China has made clear that it opposes North Korea’s nuclear and missile programs and has repeatedly called for denuclearization of the Korean peninsula and a return to negotiations between Pyongyang and world powers.

But efforts to change Pyongyang’s behavior through sanctions have historically failed, largely because of China’s fear that severe measures could trigger a collapse of the North Korean state and send refugees streaming across their border.

Trump’s meeting with Japanese Prime Minister Shinzo Abe earlier this month in Florida was interrupted by a ballistic missile launch by North Korea.

Trump did not completely rule out possibly meeting North Korean leader Kim Jong Un at some point in the future under certain circumstances but suggested it might be too late.

“It’s very late. We’re very angry at what he’s done, and frankly this should have been taken care of during the Obama administration,” he said.

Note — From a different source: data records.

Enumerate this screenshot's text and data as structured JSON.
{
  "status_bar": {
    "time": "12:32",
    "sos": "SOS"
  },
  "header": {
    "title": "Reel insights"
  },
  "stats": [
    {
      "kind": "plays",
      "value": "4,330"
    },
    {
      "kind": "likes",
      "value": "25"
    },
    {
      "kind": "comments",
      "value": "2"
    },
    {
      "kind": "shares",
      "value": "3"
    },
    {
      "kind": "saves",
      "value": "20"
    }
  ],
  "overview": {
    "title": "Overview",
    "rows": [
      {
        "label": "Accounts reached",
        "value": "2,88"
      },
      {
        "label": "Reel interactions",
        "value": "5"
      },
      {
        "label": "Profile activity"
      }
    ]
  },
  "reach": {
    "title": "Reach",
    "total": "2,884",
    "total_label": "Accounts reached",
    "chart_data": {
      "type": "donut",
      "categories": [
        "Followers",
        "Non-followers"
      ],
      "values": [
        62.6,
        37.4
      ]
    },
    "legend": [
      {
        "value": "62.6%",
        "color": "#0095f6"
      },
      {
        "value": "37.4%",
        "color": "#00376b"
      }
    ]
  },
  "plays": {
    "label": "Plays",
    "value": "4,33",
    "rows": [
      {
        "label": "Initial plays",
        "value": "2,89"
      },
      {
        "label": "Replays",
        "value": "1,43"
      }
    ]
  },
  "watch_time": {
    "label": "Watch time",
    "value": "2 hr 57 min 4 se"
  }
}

According to Japanese news reports, the Japanese government plans to start debate over the deployment of a U.S. missile defense system known as the Terminal High Altitude Area Defense, or THAAD, and the land-based Aegis Ashore missile defense system to improve its capability to counter North Korean ballistic missiles.

The strength of Trump’s remarks in favor of the EU took some Brussels officials by surprise after his support for Britain’s vote last summer to exit from the EU.

“I’m totally in favor of it,” Trump said of the EU. “I think it’s wonderful. If they’re happy, I’m in favor of it.”

Statements by him and others in his administration have suggested to Europeans that he sees little value in the Union as such, which Trump last month called a “vehicle for Germany.”

(Additional reporting by Jeff Mason, Roberta Rampton, Emily Stephenson, John Walcott, Matt Spetalnick, Arshad Mohammed and David Brunnstrom in Washington and Alastair Macdonald in Brussels; editing by Ross Colvin)